ACTIVITY:
Among the following entries, how many lines hold the string "zyjl"? State only the number.

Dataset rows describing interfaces
========================================

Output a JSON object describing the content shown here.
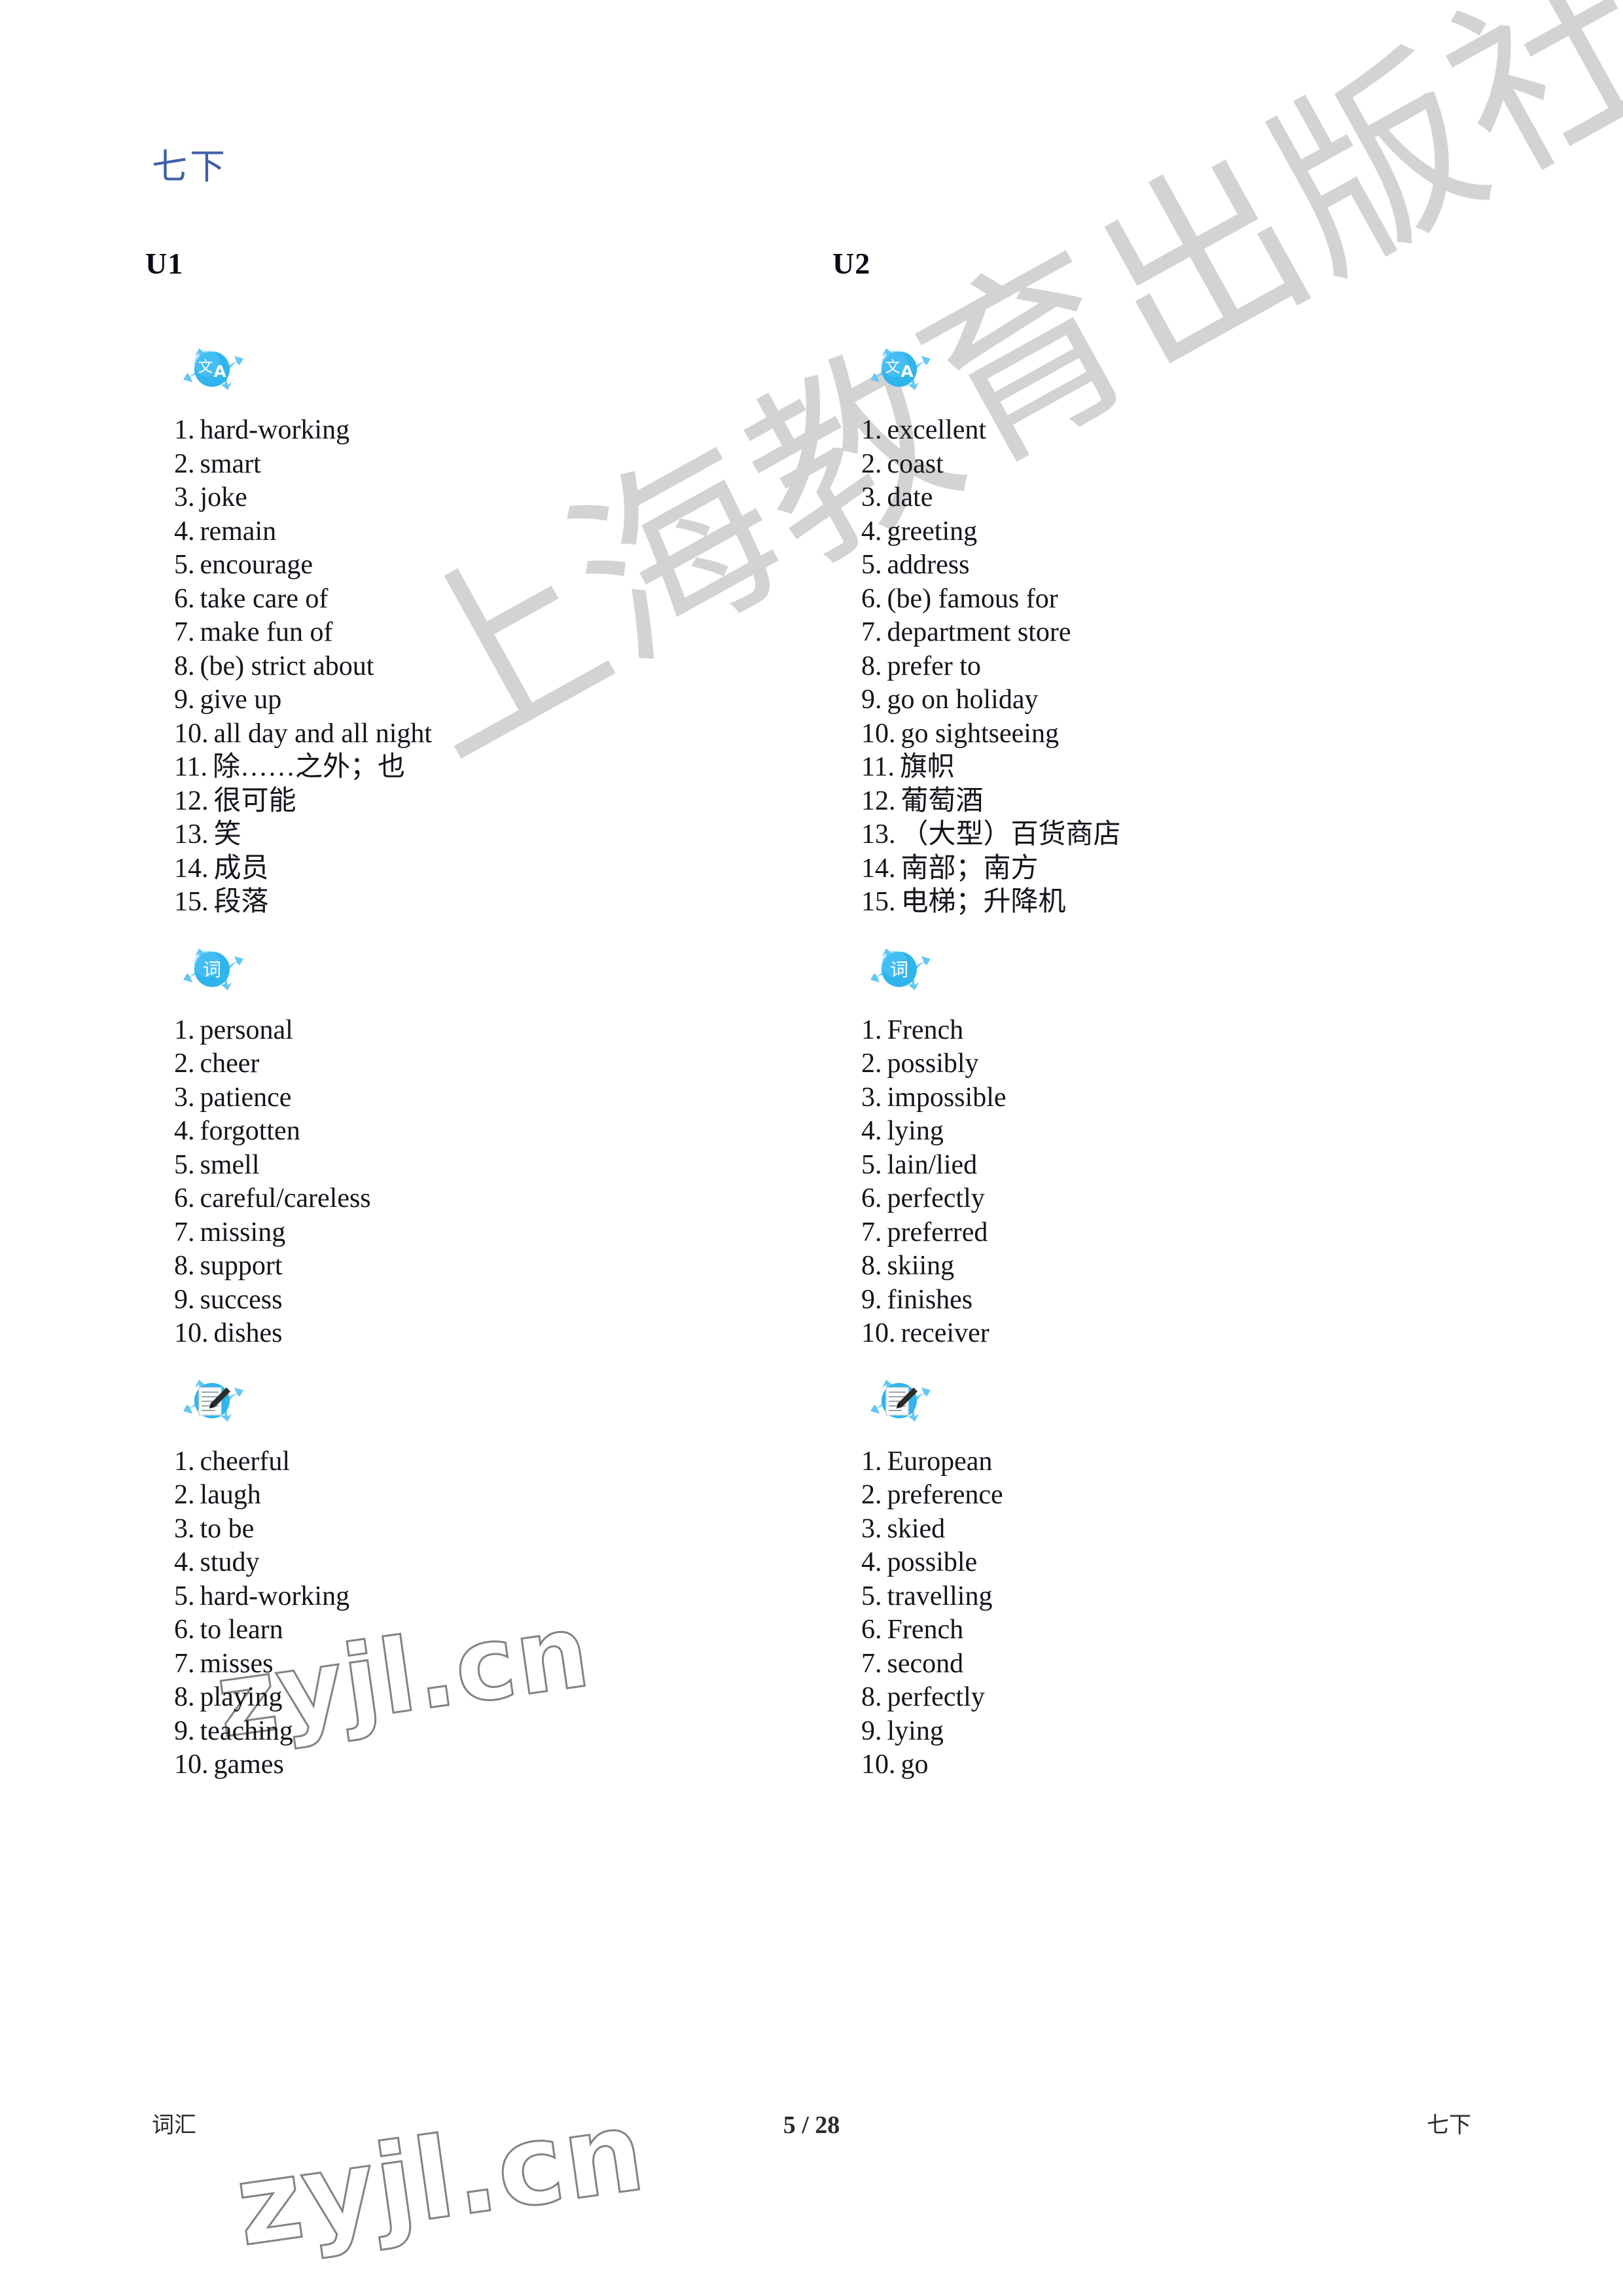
{
  "document": {
    "title": "七下",
    "title_color": "#3f5fa8"
  },
  "watermarks": {
    "publisher": "上海教育出版社",
    "site_middle": "zyjl.cn",
    "site_bottom": "zyjl.cn"
  },
  "columns": [
    {
      "unit": "U1",
      "sections": [
        {
          "icon": "translate-icon",
          "icon_glyphs": {
            "cn": "文",
            "en": "A"
          },
          "items": [
            "hard-working",
            "smart",
            "joke",
            "remain",
            "encourage",
            "take care of",
            "make fun of",
            "(be) strict about",
            "give up",
            "all day and all night",
            "除……之外；也",
            "很可能",
            "笑",
            "成员",
            "段落"
          ]
        },
        {
          "icon": "vocabulary-icon",
          "icon_glyphs": {
            "cn": "词"
          },
          "items": [
            "personal",
            "cheer",
            "patience",
            "forgotten",
            "smell",
            "careful/careless",
            "missing",
            "support",
            "success",
            "dishes"
          ]
        },
        {
          "icon": "notepad-pencil-icon",
          "icon_glyphs": {},
          "items": [
            "cheerful",
            "laugh",
            "to be",
            "study",
            "hard-working",
            "to learn",
            "misses",
            "playing",
            "teaching",
            "games"
          ]
        }
      ]
    },
    {
      "unit": "U2",
      "sections": [
        {
          "icon": "translate-icon",
          "icon_glyphs": {
            "cn": "文",
            "en": "A"
          },
          "items": [
            "excellent",
            "coast",
            "date",
            "greeting",
            "address",
            "(be) famous for",
            "department store",
            "prefer to",
            "go on holiday",
            "go sightseeing",
            "旗帜",
            "葡萄酒",
            "（大型）百货商店",
            "南部；南方",
            "电梯；升降机"
          ]
        },
        {
          "icon": "vocabulary-icon",
          "icon_glyphs": {
            "cn": "词"
          },
          "items": [
            "French",
            "possibly",
            "impossible",
            "lying",
            "lain/lied",
            "perfectly",
            "preferred",
            "skiing",
            "finishes",
            "receiver"
          ]
        },
        {
          "icon": "notepad-pencil-icon",
          "icon_glyphs": {},
          "items": [
            "European",
            "preference",
            "skied",
            "possible",
            "travelling",
            "French",
            "second",
            "perfectly",
            "lying",
            "go"
          ]
        }
      ]
    }
  ],
  "footer": {
    "left": "词汇",
    "center": "5 / 28",
    "right": "七下"
  },
  "colors": {
    "title_blue": "#3f5fa8",
    "icon_blue": "#2fb4ee",
    "icon_blue_dark": "#1b94d6",
    "icon_arrow": "#64c8f2",
    "watermark_grey": "#b9b9b9",
    "text": "#14141c"
  }
}
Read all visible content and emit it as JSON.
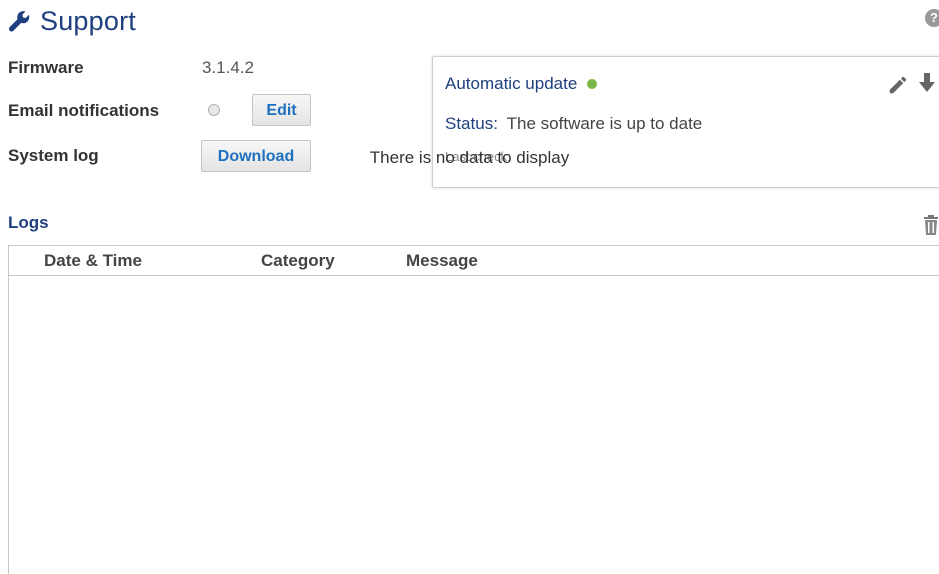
{
  "header": {
    "title": "Support",
    "help_icon": "?"
  },
  "settings": {
    "firmware_label": "Firmware",
    "firmware_value": "3.1.4.2",
    "email_label": "Email notifications",
    "edit_label": "Edit",
    "syslog_label": "System log",
    "download_label": "Download"
  },
  "update": {
    "title": "Automatic update",
    "status_label": "Status:",
    "status_value": "The software is up to date",
    "last_check_label": "Last check:",
    "status_color": "#7ab648"
  },
  "logs": {
    "title": "Logs",
    "columns": [
      "Date & Time",
      "Category",
      "Message"
    ],
    "empty_message": "There is no data to display"
  },
  "colors": {
    "accent": "#1f3f7f",
    "link": "#1f6fbf"
  }
}
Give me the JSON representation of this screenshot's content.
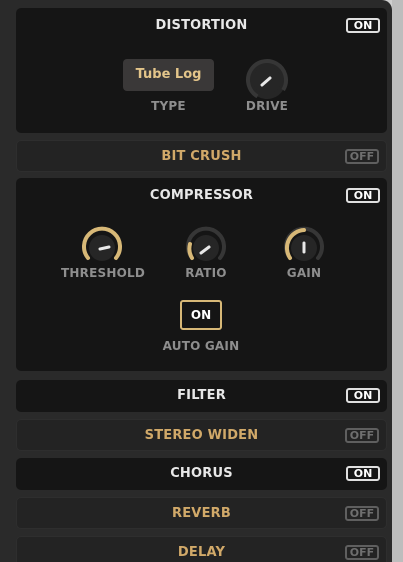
{
  "sections": {
    "distortion": {
      "title": "DISTORTION",
      "toggle": "ON"
    },
    "bitcrush": {
      "title": "BIT CRUSH",
      "toggle": "OFF"
    },
    "compressor": {
      "title": "COMPRESSOR",
      "toggle": "ON"
    },
    "filter": {
      "title": "FILTER",
      "toggle": "ON"
    },
    "stereo": {
      "title": "STEREO WIDEN",
      "toggle": "OFF"
    },
    "chorus": {
      "title": "CHORUS",
      "toggle": "ON"
    },
    "reverb": {
      "title": "REVERB",
      "toggle": "OFF"
    },
    "delay": {
      "title": "DELAY",
      "toggle": "OFF"
    }
  },
  "distortion_controls": {
    "type_value": "Tube Log",
    "type_label": "TYPE",
    "drive_label": "DRIVE"
  },
  "compressor_controls": {
    "threshold_label": "THRESHOLD",
    "ratio_label": "RATIO",
    "gain_label": "GAIN",
    "auto_gain_value": "ON",
    "auto_gain_label": "AUTO GAIN"
  },
  "colors": {
    "accent": "#d7b877",
    "panel_active": "#151515",
    "panel_inactive": "#232323"
  }
}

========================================

REPLY TO THE TASK:
2